*Humorosity

A cataclysmic explosion could be necessary for the change to begin in earnest for Narcissus. Perhaps… With curiosity and double doses of humoured inquiry an attempt to make mild interest of their now – known can be made. Rush not. Pose loose questions less with a sense of interrogation and more with a genuine want to peer behind their curtain. Inviting Narcissus to do so too. For though the subject appears to be laid bare and low due to their expression and expansion, this could either be their first genus of humility or the hard pressed kernel of defiant resistance.

Honouring

What lies at their centre? The aim here is to open chinks in a well-oiled, well maintained armour. The chinks let out as well as let in opportunities for scents of change. The process can be slow. What is to be noted is Narcissus’ recognition of empathy and warmth from themselves to another. Observing fealty and connection for themselves and also what being in honest communion is like. Where, if any differences are felt and what that may be like? Rather than them hearing the familiar self recriminations of blame, of anger, disappointment and fear. Letting themselves out of the prism they shielded themselves from the world – cautiously.

Ignoring the other

Mental and Physical expression

What next

There are a number of choices that could be made in relation to Narcissus. Leave them to attend to manage themselves by themselves. Stay and learn to manage life with them. Leave and attend to the holes that they pockmarked your life with. Stay but be emotionally detached. Leave and heal and be aware of narcissistic tropes. Stay and support them through change. Leave and live well. Stay and enlist others to support their change growth and development.

Attraction

The intriguing factor for me as a therapist is the attraction to Narcissus. Who brings some emotional pain, self doubt, a devalued sense of self, experiences of elation and happiness to the person(s) they are with.

Magnetic

Is there a part of their character that appeals above ones own although harmful? If this were the case what does being with Narcissus offer? Someone who is wicked with their humour? Bringing together a group of charming and attractive friends? Delights of social mobility and acceptance?
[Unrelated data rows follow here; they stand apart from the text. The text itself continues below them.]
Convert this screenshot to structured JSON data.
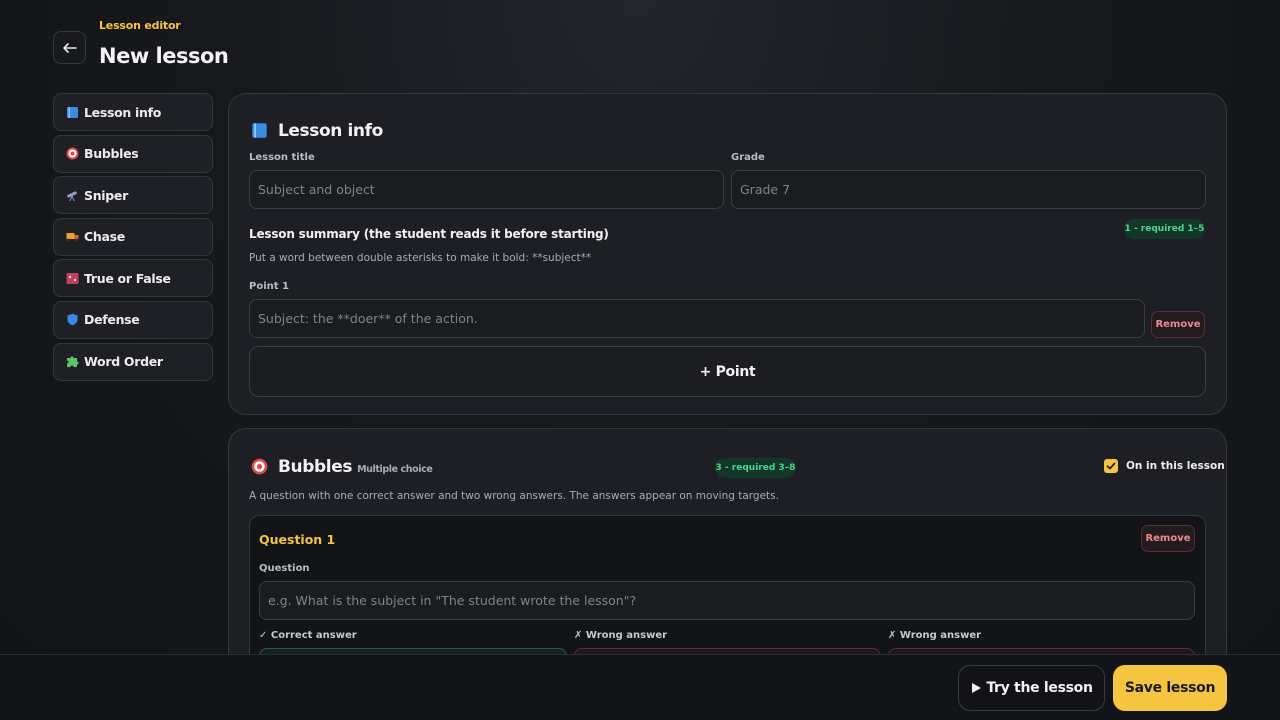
{
  "header": {
    "kicker": "Lesson editor",
    "title": "New lesson"
  },
  "sidebar": {
    "items": [
      {
        "label": "Lesson info",
        "icon": "book-icon"
      },
      {
        "label": "Bubbles",
        "icon": "target-icon"
      },
      {
        "label": "Sniper",
        "icon": "telescope-icon"
      },
      {
        "label": "Chase",
        "icon": "truck-icon"
      },
      {
        "label": "True or False",
        "icon": "traffic-light-icon"
      },
      {
        "label": "Defense",
        "icon": "shield-icon"
      },
      {
        "label": "Word Order",
        "icon": "puzzle-icon"
      }
    ]
  },
  "lesson_info": {
    "title": "Lesson info",
    "title_label": "Lesson title",
    "title_placeholder": "Subject and object",
    "grade_label": "Grade",
    "grade_placeholder": "Grade 7",
    "summary_title": "Lesson summary (the student reads it before starting)",
    "summary_badge": "1 - required 1–5",
    "summary_hint": "Put a word between double asterisks to make it bold: **subject**",
    "point_label": "Point 1",
    "point_placeholder": "Subject: the **doer** of the action.",
    "remove_label": "Remove",
    "add_point_label": "+ Point"
  },
  "bubbles": {
    "title": "Bubbles",
    "subtitle": "Multiple choice",
    "badge": "3 - required 3–8",
    "toggle_label": "On in this lesson",
    "toggle_checked": true,
    "description": "A question with one correct answer and two wrong answers. The answers appear on moving targets.",
    "question": {
      "title": "Question 1",
      "remove_label": "Remove",
      "question_label": "Question",
      "question_placeholder": "e.g. What is the subject in \"The student wrote the lesson\"?",
      "correct_label": "✓ Correct answer",
      "wrong_label_1": "✗ Wrong answer",
      "wrong_label_2": "✗ Wrong answer"
    }
  },
  "footer": {
    "try_label": "Try the lesson",
    "save_label": "Save lesson"
  },
  "colors": {
    "accent": "#f5c542",
    "success": "#4ad68c",
    "danger": "#ee8a8f"
  }
}
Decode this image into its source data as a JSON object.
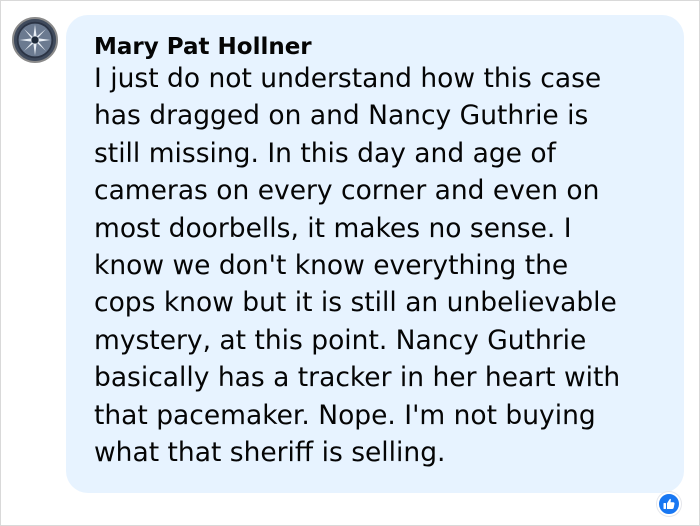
{
  "comment": {
    "author": "Mary Pat Hollner",
    "text_lines": [
      "I just do not understand how this case",
      "has dragged on and Nancy Guthrie is",
      "still missing. In this day and age of",
      "cameras on every corner and even on",
      "most doorbells, it makes no sense. I",
      "know we don't know everything the",
      "cops know but it is still an unbelievable",
      "mystery, at this point. Nancy Guthrie",
      "basically has a tracker in her heart with",
      "that pacemaker. Nope. I'm not buying",
      "what that sheriff is selling."
    ]
  },
  "reaction": {
    "icon": "thumbs-up-icon",
    "color": "#1877f2"
  },
  "colors": {
    "bubble": "#e7f3ff",
    "text": "#050505",
    "border": "#d9d9d9"
  }
}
A sense of  responsibility “If I don’t, who will?”, Does superiority, defiance, charm and wit with moments of crushing lows also become experiences of the person who has fallen for their attraction to Narcissus?

Evaluate with time away: life with and life without. There was a time before when they were not…

Support

A number of therapeutic models may be of use to support someone that has narcissistic traits and close others. Dialetical Behavioural Therapy, Accelerated Experiential Dynamic Therapy, Cognitive Analytic Therapy, Cognitive Behavioural Therapy.

The want to be better, as in the joke above, is to come from them.

Always.

Dr Dwight Turner Narcissism of the other one

Psychology Today 6 Ways to Make it Work

Understanding the Mind of

*Humorosity A Michaelism

**Pictures by Frank Morrison